[Supplied data]
>>>>
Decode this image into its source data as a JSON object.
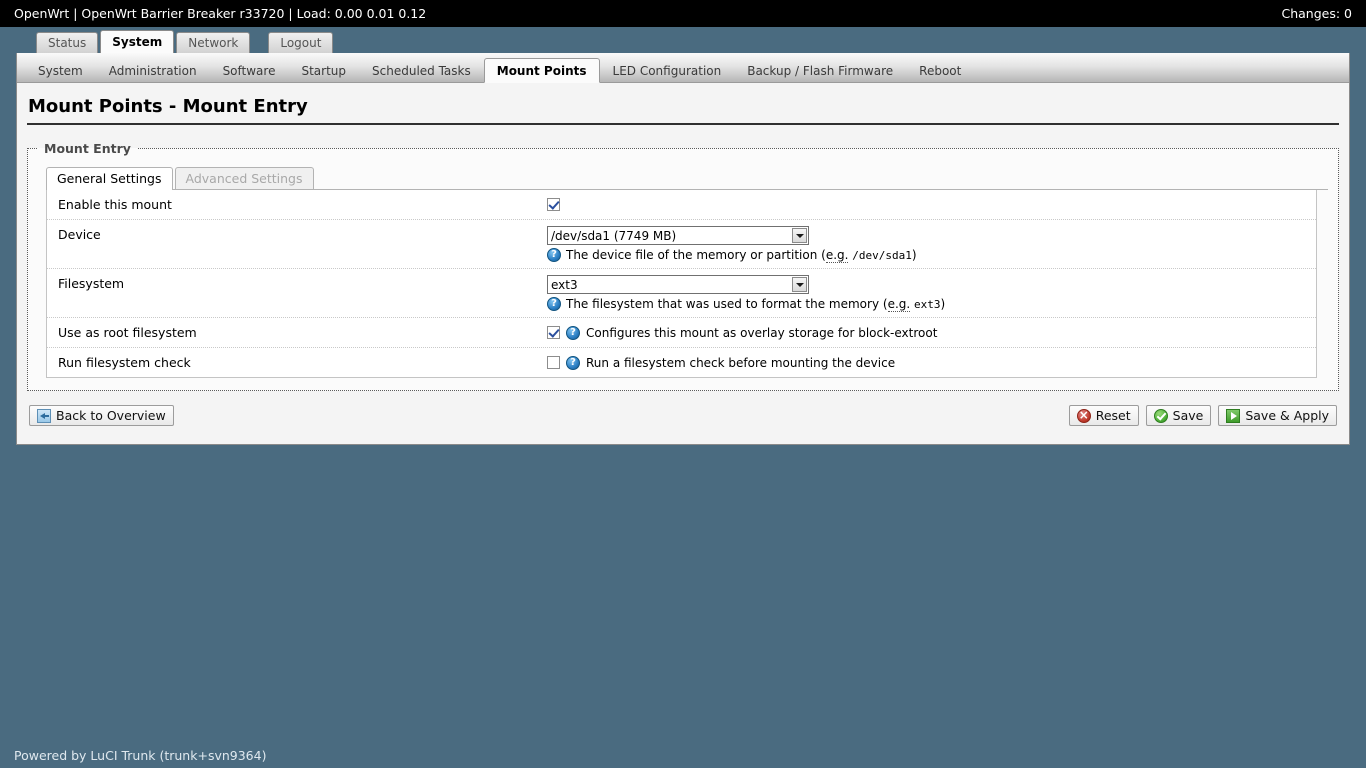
{
  "header": {
    "title": "OpenWrt | OpenWrt Barrier Breaker r33720 | Load: 0.00 0.01 0.12",
    "changes": "Changes: 0"
  },
  "main_tabs": [
    {
      "label": "Status",
      "active": false
    },
    {
      "label": "System",
      "active": true
    },
    {
      "label": "Network",
      "active": false
    },
    {
      "label": "Logout",
      "active": false
    }
  ],
  "sub_tabs": [
    {
      "label": "System",
      "active": false
    },
    {
      "label": "Administration",
      "active": false
    },
    {
      "label": "Software",
      "active": false
    },
    {
      "label": "Startup",
      "active": false
    },
    {
      "label": "Scheduled Tasks",
      "active": false
    },
    {
      "label": "Mount Points",
      "active": true
    },
    {
      "label": "LED Configuration",
      "active": false
    },
    {
      "label": "Backup / Flash Firmware",
      "active": false
    },
    {
      "label": "Reboot",
      "active": false
    }
  ],
  "page": {
    "title": "Mount Points - Mount Entry",
    "fieldset_legend": "Mount Entry"
  },
  "inner_tabs": [
    {
      "label": "General Settings",
      "active": true
    },
    {
      "label": "Advanced Settings",
      "active": false
    }
  ],
  "form": {
    "enable_mount": {
      "label": "Enable this mount",
      "checked": true
    },
    "device": {
      "label": "Device",
      "value": "/dev/sda1 (7749 MB)",
      "options": [
        "/dev/sda1 (7749 MB)"
      ],
      "help_prefix": "The device file of the memory or partition (",
      "help_abbr": "e.g.",
      "help_code": "/dev/sda1",
      "help_suffix": ")"
    },
    "filesystem": {
      "label": "Filesystem",
      "value": "ext3",
      "options": [
        "ext3"
      ],
      "help_prefix": "The filesystem that was used to format the memory (",
      "help_abbr": "e.g.",
      "help_code": "ext3",
      "help_suffix": ")"
    },
    "root_filesystem": {
      "label": "Use as root filesystem",
      "checked": true,
      "help": "Configures this mount as overlay storage for block-extroot"
    },
    "fsck": {
      "label": "Run filesystem check",
      "checked": false,
      "help": "Run a filesystem check before mounting the device"
    }
  },
  "actions": {
    "back": "Back to Overview",
    "reset": "Reset",
    "save": "Save",
    "save_apply": "Save & Apply"
  },
  "footer": {
    "text": "Powered by LuCI Trunk (trunk+svn9364)"
  },
  "icons": {
    "help": "?"
  },
  "colors": {
    "background": "#4a6b80",
    "header_bg": "#000000",
    "panel_bg": "#f4f4f4",
    "accent_blue": "#2b7fc4",
    "reset_red": "#c0392b",
    "save_green": "#4caf37"
  }
}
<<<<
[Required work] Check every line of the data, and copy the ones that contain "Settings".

[Output below]
      "label": "General Settings",
      "label": "Advanced Settings",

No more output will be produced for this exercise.